**Material provided**
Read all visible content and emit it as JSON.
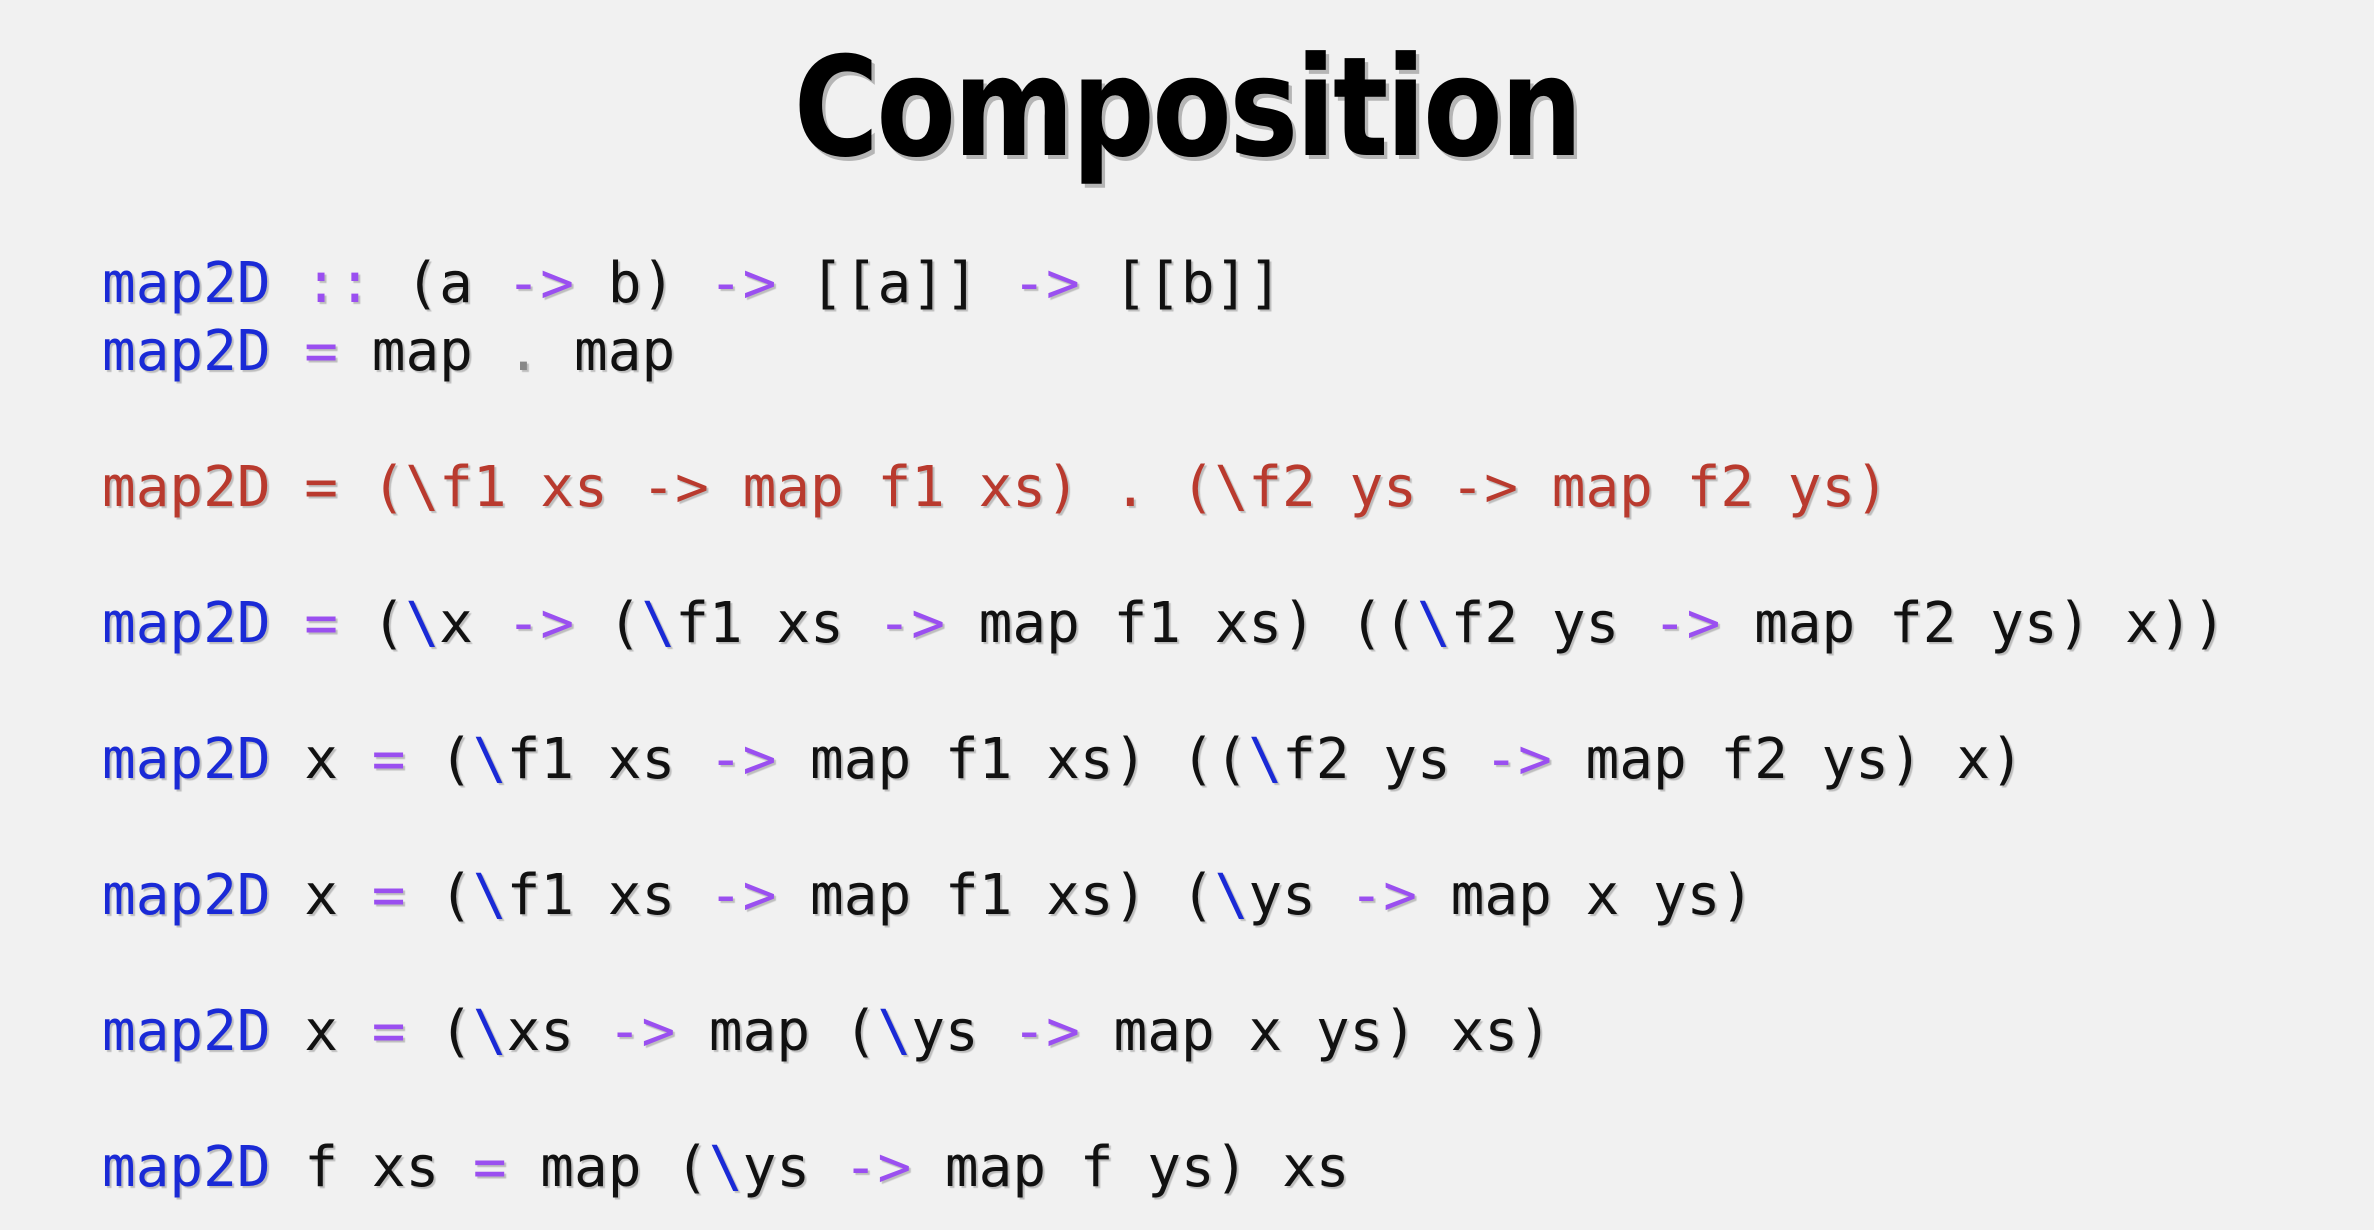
{
  "slide": {
    "title": "Composition"
  },
  "code": {
    "lines": [
      [
        {
          "t": "map2D",
          "c": "name"
        },
        {
          "t": " ",
          "c": "plain"
        },
        {
          "t": "::",
          "c": "op"
        },
        {
          "t": " (a ",
          "c": "plain"
        },
        {
          "t": "->",
          "c": "op"
        },
        {
          "t": " b) ",
          "c": "plain"
        },
        {
          "t": "->",
          "c": "op"
        },
        {
          "t": " [[a]] ",
          "c": "plain"
        },
        {
          "t": "->",
          "c": "op"
        },
        {
          "t": " [[b]]",
          "c": "plain"
        }
      ],
      [
        {
          "t": "map2D",
          "c": "name"
        },
        {
          "t": " ",
          "c": "plain"
        },
        {
          "t": "=",
          "c": "op"
        },
        {
          "t": " map ",
          "c": "plain"
        },
        {
          "t": ".",
          "c": "grey"
        },
        {
          "t": " map",
          "c": "plain"
        }
      ],
      null,
      [
        {
          "t": "map2D = (\\f1 xs -> map f1 xs) . (\\f2 ys -> map f2 ys)",
          "c": "red"
        }
      ],
      null,
      [
        {
          "t": "map2D",
          "c": "name"
        },
        {
          "t": " ",
          "c": "plain"
        },
        {
          "t": "=",
          "c": "op"
        },
        {
          "t": " (",
          "c": "plain"
        },
        {
          "t": "\\",
          "c": "name"
        },
        {
          "t": "x ",
          "c": "plain"
        },
        {
          "t": "->",
          "c": "op"
        },
        {
          "t": " (",
          "c": "plain"
        },
        {
          "t": "\\",
          "c": "name"
        },
        {
          "t": "f1 xs ",
          "c": "plain"
        },
        {
          "t": "->",
          "c": "op"
        },
        {
          "t": " map f1 xs) ((",
          "c": "plain"
        },
        {
          "t": "\\",
          "c": "name"
        },
        {
          "t": "f2 ys ",
          "c": "plain"
        },
        {
          "t": "->",
          "c": "op"
        },
        {
          "t": " map f2 ys) x))",
          "c": "plain"
        }
      ],
      null,
      [
        {
          "t": "map2D",
          "c": "name"
        },
        {
          "t": " x ",
          "c": "plain"
        },
        {
          "t": "=",
          "c": "op"
        },
        {
          "t": " (",
          "c": "plain"
        },
        {
          "t": "\\",
          "c": "name"
        },
        {
          "t": "f1 xs ",
          "c": "plain"
        },
        {
          "t": "->",
          "c": "op"
        },
        {
          "t": " map f1 xs) ((",
          "c": "plain"
        },
        {
          "t": "\\",
          "c": "name"
        },
        {
          "t": "f2 ys ",
          "c": "plain"
        },
        {
          "t": "->",
          "c": "op"
        },
        {
          "t": " map f2 ys) x)",
          "c": "plain"
        }
      ],
      null,
      [
        {
          "t": "map2D",
          "c": "name"
        },
        {
          "t": " x ",
          "c": "plain"
        },
        {
          "t": "=",
          "c": "op"
        },
        {
          "t": " (",
          "c": "plain"
        },
        {
          "t": "\\",
          "c": "name"
        },
        {
          "t": "f1 xs ",
          "c": "plain"
        },
        {
          "t": "->",
          "c": "op"
        },
        {
          "t": " map f1 xs) (",
          "c": "plain"
        },
        {
          "t": "\\",
          "c": "name"
        },
        {
          "t": "ys ",
          "c": "plain"
        },
        {
          "t": "->",
          "c": "op"
        },
        {
          "t": " map x ys)",
          "c": "plain"
        }
      ],
      null,
      [
        {
          "t": "map2D",
          "c": "name"
        },
        {
          "t": " x ",
          "c": "plain"
        },
        {
          "t": "=",
          "c": "op"
        },
        {
          "t": " (",
          "c": "plain"
        },
        {
          "t": "\\",
          "c": "name"
        },
        {
          "t": "xs ",
          "c": "plain"
        },
        {
          "t": "->",
          "c": "op"
        },
        {
          "t": " map (",
          "c": "plain"
        },
        {
          "t": "\\",
          "c": "name"
        },
        {
          "t": "ys ",
          "c": "plain"
        },
        {
          "t": "->",
          "c": "op"
        },
        {
          "t": " map x ys) xs)",
          "c": "plain"
        }
      ],
      null,
      [
        {
          "t": "map2D",
          "c": "name"
        },
        {
          "t": " f xs ",
          "c": "plain"
        },
        {
          "t": "=",
          "c": "op"
        },
        {
          "t": " map (",
          "c": "plain"
        },
        {
          "t": "\\",
          "c": "name"
        },
        {
          "t": "ys ",
          "c": "plain"
        },
        {
          "t": "->",
          "c": "op"
        },
        {
          "t": " map f ys) xs",
          "c": "plain"
        }
      ]
    ]
  },
  "colors": {
    "name": "#1a2ad6",
    "op": "#9a4ff0",
    "plain": "#111111",
    "red": "#b93a2e",
    "grey": "#888888",
    "background": "#f1f1f1"
  }
}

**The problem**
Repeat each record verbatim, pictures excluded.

**Answer section**
Read all visible content and emit it as JSON.
{
  "slide": {
    "title": "Composition"
  },
  "code": {
    "lines": [
      [
        {
          "t": "map2D",
          "c": "name"
        },
        {
          "t": " ",
          "c": "plain"
        },
        {
          "t": "::",
          "c": "op"
        },
        {
          "t": " (a ",
          "c": "plain"
        },
        {
          "t": "->",
          "c": "op"
        },
        {
          "t": " b) ",
          "c": "plain"
        },
        {
          "t": "->",
          "c": "op"
        },
        {
          "t": " [[a]] ",
          "c": "plain"
        },
        {
          "t": "->",
          "c": "op"
        },
        {
          "t": " [[b]]",
          "c": "plain"
        }
      ],
      [
        {
          "t": "map2D",
          "c": "name"
        },
        {
          "t": " ",
          "c": "plain"
        },
        {
          "t": "=",
          "c": "op"
        },
        {
          "t": " map ",
          "c": "plain"
        },
        {
          "t": ".",
          "c": "grey"
        },
        {
          "t": " map",
          "c": "plain"
        }
      ],
      null,
      [
        {
          "t": "map2D = (\\f1 xs -> map f1 xs) . (\\f2 ys -> map f2 ys)",
          "c": "red"
        }
      ],
      null,
      [
        {
          "t": "map2D",
          "c": "name"
        },
        {
          "t": " ",
          "c": "plain"
        },
        {
          "t": "=",
          "c": "op"
        },
        {
          "t": " (",
          "c": "plain"
        },
        {
          "t": "\\",
          "c": "name"
        },
        {
          "t": "x ",
          "c": "plain"
        },
        {
          "t": "->",
          "c": "op"
        },
        {
          "t": " (",
          "c": "plain"
        },
        {
          "t": "\\",
          "c": "name"
        },
        {
          "t": "f1 xs ",
          "c": "plain"
        },
        {
          "t": "->",
          "c": "op"
        },
        {
          "t": " map f1 xs) ((",
          "c": "plain"
        },
        {
          "t": "\\",
          "c": "name"
        },
        {
          "t": "f2 ys ",
          "c": "plain"
        },
        {
          "t": "->",
          "c": "op"
        },
        {
          "t": " map f2 ys) x))",
          "c": "plain"
        }
      ],
      null,
      [
        {
          "t": "map2D",
          "c": "name"
        },
        {
          "t": " x ",
          "c": "plain"
        },
        {
          "t": "=",
          "c": "op"
        },
        {
          "t": " (",
          "c": "plain"
        },
        {
          "t": "\\",
          "c": "name"
        },
        {
          "t": "f1 xs ",
          "c": "plain"
        },
        {
          "t": "->",
          "c": "op"
        },
        {
          "t": " map f1 xs) ((",
          "c": "plain"
        },
        {
          "t": "\\",
          "c": "name"
        },
        {
          "t": "f2 ys ",
          "c": "plain"
        },
        {
          "t": "->",
          "c": "op"
        },
        {
          "t": " map f2 ys) x)",
          "c": "plain"
        }
      ],
      null,
      [
        {
          "t": "map2D",
          "c": "name"
        },
        {
          "t": " x ",
          "c": "plain"
        },
        {
          "t": "=",
          "c": "op"
        },
        {
          "t": " (",
          "c": "plain"
        },
        {
          "t": "\\",
          "c": "name"
        },
        {
          "t": "f1 xs ",
          "c": "plain"
        },
        {
          "t": "->",
          "c": "op"
        },
        {
          "t": " map f1 xs) (",
          "c": "plain"
        },
        {
          "t": "\\",
          "c": "name"
        },
        {
          "t": "ys ",
          "c": "plain"
        },
        {
          "t": "->",
          "c": "op"
        },
        {
          "t": " map x ys)",
          "c": "plain"
        }
      ],
      null,
      [
        {
          "t": "map2D",
          "c": "name"
        },
        {
          "t": " x ",
          "c": "plain"
        },
        {
          "t": "=",
          "c": "op"
        },
        {
          "t": " (",
          "c": "plain"
        },
        {
          "t": "\\",
          "c": "name"
        },
        {
          "t": "xs ",
          "c": "plain"
        },
        {
          "t": "->",
          "c": "op"
        },
        {
          "t": " map (",
          "c": "plain"
        },
        {
          "t": "\\",
          "c": "name"
        },
        {
          "t": "ys ",
          "c": "plain"
        },
        {
          "t": "->",
          "c": "op"
        },
        {
          "t": " map x ys) xs)",
          "c": "plain"
        }
      ],
      null,
      [
        {
          "t": "map2D",
          "c": "name"
        },
        {
          "t": " f xs ",
          "c": "plain"
        },
        {
          "t": "=",
          "c": "op"
        },
        {
          "t": " map (",
          "c": "plain"
        },
        {
          "t": "\\",
          "c": "name"
        },
        {
          "t": "ys ",
          "c": "plain"
        },
        {
          "t": "->",
          "c": "op"
        },
        {
          "t": " map f ys) xs",
          "c": "plain"
        }
      ]
    ]
  },
  "colors": {
    "name": "#1a2ad6",
    "op": "#9a4ff0",
    "plain": "#111111",
    "red": "#b93a2e",
    "grey": "#888888",
    "background": "#f1f1f1"
  }
}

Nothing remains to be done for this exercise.